The prospect of Washington-Tehran dialogue is moving up the political agenda. But the United States must consider the moral and strategic price of such engagement, says the former crown prince of Iran, Reza Pahlavi.
Public frustration with the stalemate in Iraq in the United States, reflected in the mid-term elections on 7 November, has now reshaped Congress, heralding a new era. The current strategy is being rethought and in anticipation, President Bush has commissioned two prominent Americans, James A Baker and Lee Hamilton, to lead the bipartisan Iraq Study Group to produce a fresh approach.
As an outsider I can only hope that these efforts prove salutary and productive. As an Iranian, however, I am concerned with the possible consequences of what is now being speculated.[photo]

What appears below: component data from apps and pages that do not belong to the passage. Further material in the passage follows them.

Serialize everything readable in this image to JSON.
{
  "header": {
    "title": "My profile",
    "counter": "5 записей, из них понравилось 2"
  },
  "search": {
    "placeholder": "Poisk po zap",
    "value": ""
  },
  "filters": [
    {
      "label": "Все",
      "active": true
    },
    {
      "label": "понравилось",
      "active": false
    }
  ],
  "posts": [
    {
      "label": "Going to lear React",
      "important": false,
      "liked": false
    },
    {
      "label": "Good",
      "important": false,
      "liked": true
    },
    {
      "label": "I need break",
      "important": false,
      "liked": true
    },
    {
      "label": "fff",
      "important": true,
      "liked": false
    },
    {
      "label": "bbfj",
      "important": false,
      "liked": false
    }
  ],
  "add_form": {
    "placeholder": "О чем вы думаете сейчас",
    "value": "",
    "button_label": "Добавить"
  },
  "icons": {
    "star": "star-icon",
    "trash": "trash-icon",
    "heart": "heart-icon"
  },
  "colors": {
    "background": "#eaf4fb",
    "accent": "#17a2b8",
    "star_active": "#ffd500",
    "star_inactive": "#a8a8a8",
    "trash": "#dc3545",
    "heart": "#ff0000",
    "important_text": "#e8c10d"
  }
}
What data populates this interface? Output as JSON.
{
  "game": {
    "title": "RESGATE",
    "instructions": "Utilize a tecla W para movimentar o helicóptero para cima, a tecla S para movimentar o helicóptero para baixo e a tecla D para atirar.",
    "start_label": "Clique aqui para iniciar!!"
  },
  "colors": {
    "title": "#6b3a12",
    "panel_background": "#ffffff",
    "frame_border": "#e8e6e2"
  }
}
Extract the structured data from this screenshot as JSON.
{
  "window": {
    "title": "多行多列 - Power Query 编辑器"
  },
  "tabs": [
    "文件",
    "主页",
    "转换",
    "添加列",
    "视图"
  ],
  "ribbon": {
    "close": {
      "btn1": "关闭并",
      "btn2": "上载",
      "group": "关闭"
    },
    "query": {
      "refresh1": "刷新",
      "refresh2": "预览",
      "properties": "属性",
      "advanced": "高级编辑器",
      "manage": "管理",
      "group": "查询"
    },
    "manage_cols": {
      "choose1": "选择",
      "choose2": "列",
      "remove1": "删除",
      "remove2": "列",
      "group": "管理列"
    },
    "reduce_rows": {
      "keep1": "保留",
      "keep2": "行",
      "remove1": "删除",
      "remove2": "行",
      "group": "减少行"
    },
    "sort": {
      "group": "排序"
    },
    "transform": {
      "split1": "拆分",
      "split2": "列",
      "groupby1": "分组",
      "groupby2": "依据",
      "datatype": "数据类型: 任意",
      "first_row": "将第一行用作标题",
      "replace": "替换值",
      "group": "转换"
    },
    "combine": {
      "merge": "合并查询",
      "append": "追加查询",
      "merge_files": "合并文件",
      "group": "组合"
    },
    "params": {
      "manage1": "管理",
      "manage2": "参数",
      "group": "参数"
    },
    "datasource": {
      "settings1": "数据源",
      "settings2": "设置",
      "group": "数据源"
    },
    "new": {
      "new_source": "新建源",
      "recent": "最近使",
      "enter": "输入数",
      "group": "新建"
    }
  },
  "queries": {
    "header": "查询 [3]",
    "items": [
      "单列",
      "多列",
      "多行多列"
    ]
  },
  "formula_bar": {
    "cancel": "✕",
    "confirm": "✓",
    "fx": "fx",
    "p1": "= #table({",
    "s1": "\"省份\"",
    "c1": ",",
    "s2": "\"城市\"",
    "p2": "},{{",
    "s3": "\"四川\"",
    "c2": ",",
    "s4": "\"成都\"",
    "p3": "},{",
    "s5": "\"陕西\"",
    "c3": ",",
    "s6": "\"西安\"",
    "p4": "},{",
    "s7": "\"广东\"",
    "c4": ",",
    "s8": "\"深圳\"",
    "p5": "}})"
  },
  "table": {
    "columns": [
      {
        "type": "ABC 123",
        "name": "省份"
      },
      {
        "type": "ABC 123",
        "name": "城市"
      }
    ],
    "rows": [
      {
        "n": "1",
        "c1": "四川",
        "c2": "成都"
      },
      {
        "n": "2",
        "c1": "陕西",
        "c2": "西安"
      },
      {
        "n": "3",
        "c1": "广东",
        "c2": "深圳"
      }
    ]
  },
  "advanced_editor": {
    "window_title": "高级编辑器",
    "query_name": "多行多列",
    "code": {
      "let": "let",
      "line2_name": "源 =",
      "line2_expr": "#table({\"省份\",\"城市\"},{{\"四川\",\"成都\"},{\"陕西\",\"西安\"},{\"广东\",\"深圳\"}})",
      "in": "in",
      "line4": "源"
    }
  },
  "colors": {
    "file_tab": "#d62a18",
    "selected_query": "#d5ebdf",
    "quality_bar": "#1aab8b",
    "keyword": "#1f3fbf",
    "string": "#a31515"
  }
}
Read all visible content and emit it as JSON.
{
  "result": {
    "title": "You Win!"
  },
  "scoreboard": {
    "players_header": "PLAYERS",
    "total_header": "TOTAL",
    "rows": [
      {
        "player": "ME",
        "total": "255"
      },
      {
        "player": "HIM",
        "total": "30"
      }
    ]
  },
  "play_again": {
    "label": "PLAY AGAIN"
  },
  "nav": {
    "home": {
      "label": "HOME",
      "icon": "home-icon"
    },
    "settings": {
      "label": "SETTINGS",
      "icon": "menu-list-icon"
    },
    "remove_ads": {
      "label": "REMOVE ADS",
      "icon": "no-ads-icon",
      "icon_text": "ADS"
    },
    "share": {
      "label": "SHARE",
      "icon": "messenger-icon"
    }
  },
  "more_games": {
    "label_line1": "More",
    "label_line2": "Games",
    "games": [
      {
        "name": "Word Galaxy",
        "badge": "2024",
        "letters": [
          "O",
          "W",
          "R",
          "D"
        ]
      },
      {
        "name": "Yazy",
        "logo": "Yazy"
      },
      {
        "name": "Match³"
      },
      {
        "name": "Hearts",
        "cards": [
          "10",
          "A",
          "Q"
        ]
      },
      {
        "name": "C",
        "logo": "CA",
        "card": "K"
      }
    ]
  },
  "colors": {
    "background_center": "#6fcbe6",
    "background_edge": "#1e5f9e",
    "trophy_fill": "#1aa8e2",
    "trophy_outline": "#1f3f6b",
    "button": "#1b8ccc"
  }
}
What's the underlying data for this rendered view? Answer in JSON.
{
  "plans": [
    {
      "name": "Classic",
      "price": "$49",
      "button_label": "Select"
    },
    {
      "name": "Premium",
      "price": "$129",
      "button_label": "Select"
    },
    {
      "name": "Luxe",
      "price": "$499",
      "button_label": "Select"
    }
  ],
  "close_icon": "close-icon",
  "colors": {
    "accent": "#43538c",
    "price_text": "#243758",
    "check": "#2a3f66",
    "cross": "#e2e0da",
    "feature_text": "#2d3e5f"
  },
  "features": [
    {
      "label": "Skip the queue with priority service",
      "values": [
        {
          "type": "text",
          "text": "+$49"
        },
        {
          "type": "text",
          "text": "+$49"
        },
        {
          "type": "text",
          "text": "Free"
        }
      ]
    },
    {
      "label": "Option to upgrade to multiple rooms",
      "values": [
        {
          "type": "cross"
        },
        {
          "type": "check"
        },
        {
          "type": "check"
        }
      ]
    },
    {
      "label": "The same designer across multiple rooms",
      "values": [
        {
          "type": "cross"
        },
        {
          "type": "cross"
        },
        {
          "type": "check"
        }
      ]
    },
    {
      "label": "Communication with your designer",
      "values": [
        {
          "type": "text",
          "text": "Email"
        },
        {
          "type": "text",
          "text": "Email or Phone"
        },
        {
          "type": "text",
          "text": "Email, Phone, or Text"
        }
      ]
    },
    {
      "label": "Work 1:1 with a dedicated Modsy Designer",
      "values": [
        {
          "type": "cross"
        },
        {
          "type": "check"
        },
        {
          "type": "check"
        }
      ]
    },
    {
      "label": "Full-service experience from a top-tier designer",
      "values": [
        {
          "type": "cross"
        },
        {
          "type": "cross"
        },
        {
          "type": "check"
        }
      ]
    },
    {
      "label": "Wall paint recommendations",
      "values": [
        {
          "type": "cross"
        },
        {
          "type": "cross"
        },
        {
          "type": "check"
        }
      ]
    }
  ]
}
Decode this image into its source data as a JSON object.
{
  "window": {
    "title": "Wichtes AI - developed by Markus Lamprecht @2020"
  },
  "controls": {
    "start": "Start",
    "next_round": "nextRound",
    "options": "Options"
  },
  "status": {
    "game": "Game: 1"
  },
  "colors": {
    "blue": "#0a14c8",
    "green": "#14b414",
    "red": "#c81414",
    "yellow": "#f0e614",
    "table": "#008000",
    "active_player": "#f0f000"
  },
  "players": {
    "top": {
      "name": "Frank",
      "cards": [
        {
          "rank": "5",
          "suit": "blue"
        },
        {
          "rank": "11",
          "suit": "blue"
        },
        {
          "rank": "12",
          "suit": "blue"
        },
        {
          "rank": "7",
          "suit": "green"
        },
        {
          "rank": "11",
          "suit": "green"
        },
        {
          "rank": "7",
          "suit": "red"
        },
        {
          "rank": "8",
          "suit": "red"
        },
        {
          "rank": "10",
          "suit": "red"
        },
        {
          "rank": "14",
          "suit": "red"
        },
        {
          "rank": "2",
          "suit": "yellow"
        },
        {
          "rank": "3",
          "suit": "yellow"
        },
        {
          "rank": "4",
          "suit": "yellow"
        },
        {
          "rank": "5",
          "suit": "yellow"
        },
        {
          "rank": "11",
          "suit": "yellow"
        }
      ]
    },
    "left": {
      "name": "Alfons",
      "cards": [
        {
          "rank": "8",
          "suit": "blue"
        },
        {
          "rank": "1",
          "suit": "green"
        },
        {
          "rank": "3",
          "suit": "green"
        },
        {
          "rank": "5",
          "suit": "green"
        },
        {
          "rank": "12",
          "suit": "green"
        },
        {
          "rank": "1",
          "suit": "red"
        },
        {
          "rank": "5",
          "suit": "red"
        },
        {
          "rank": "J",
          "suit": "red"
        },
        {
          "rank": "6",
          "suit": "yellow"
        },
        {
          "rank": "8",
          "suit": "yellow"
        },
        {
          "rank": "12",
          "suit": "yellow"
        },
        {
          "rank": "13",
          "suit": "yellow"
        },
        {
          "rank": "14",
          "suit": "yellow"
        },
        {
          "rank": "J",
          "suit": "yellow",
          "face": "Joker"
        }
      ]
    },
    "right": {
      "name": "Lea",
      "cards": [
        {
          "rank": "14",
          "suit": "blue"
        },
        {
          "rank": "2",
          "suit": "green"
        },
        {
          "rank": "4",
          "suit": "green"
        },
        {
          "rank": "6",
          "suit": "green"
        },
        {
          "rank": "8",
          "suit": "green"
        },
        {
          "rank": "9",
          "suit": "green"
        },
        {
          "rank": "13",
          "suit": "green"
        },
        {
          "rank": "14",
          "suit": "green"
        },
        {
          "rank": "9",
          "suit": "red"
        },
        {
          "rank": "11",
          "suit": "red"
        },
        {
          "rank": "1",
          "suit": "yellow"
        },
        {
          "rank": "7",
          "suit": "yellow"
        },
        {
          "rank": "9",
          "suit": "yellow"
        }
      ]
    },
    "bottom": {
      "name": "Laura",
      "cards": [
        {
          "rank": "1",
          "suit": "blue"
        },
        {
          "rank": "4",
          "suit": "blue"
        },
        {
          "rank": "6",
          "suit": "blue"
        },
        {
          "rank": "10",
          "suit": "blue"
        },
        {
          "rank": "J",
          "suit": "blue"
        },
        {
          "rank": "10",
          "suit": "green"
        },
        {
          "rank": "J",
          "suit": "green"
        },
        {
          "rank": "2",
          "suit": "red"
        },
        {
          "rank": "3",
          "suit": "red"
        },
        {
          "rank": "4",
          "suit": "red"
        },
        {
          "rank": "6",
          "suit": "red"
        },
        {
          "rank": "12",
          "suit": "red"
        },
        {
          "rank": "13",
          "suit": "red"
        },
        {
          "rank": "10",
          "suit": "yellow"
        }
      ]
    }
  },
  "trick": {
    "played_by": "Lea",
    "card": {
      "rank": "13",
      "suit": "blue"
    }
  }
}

In the past, I have repeatedly opposed any form of military action against my country as counterproductive. Today, I would like to be equally clear about expectations that Iran – and Syria for that matter – could become part of the solution in Iraq.
For some time, guilt-edged liberal opinion in America has been advocating engagement with the clerical regime in Iran. Diplomatic overtures and dialogue, inherently noble, should be the first resort in any conflict. But if policymakers wish to avoid disappointment, there needs to be a prior analysis of objectives. In this context: what is at stake, and what are the real chances of success in hoping that Iran will sanitise the climate in Iraq in a manner that is in line with US expectations?
If the US seeks Iran’s cooperation in Iraq – in taming and disarming the feuding Shi’a (and Tehran-connected) militias run by Ayatollah Abdul-Aziz al-Hakim and Muqtada al-Sadr, or in encouraging prime minister Nouri al-Maliki to move towards power-sharing with the Sunni – a key question follows: what would be the Iranian rulers’ price?
What price would the Islamic regime claim in exchange for undercutting its unearned foothold in Iraq, at a time when it regards the US and its global allies with acute hostility? If that price is a license to proceed with its opaque pursuit of dual-usage enrichment of uranium, could the Bush administration seriously contemplate it?
If, by contrast, Tehran seeks from any engagement a grand strategic bargain – encompassing (as well as the nuclear issue) Hizbollah, Hamas, jihadis, non-belligerence towards Israel, and a Palestinian settlement – then a different set of questions comes to mind.
In May 2003, the clerical regime signalled its willingness to come to terms with reality. The move’s timing – barely a month after the lightning defeat of Saddam Hussein – speaks volumes about the motivations of Tehran’s Islamist leadership. Now, circumstances have changed dramatically. The “awe” inspired by the United States blitzkrieg is replaced by contempt, meted out on a daily basis by Islamist president, Mahmoud Ahmadinejad.
Ahmadinejad, unlike his predecessor Mohammad Khatami, is a revolutionary revivalist. His powers are limited but his rhetoric has enthralled the ultra-conservative clerics and tied the hands of the more pragmatic elements. The notion of the Great Satan, in the psyche of genuine Khomeini disciples, is ideological. For them, America is the embodiment of corrupting influences that are detrimental to Islam’s flourishing.
America is also seen as the architect and protector of the Jewish state and its perceived mortification of (Muslim) Palestinians. The feud against Israel, extending to holocaust-denial, has set the regime in a hostile mould. Only compelling reasons of self-preservation will alter this. Moreover, with the Islamic Republic in its current mindset, secure in cost-free intransigence, any dialogue – particularly one wishfully aimed at cushioning America’s difficulties in Iraq – will achieve nothing other than to bestow unwarranted recognition and legitimacy to a rogue regime.
There is another side to such engagement. For twenty-seven years this theocracy has cast a pall over Iran. Its young population has been robbed of the chance to live the epoch in which they are born. A full generation has been traumatised, prisoners of conscience executed and dissidents murdered in their homes or forced to flee.
George W Bush has repeatedly pledged America’s support of Iranians in their struggle for freedom and democracy. To engage with the current Islamic Republic in these circumstances would render America’s moral pact hollow and meaningless. It would be a further tragedy if, after failing to introduce democracy by force in Iraq, Washington now underwrites tyranny by diplomacy in Iran.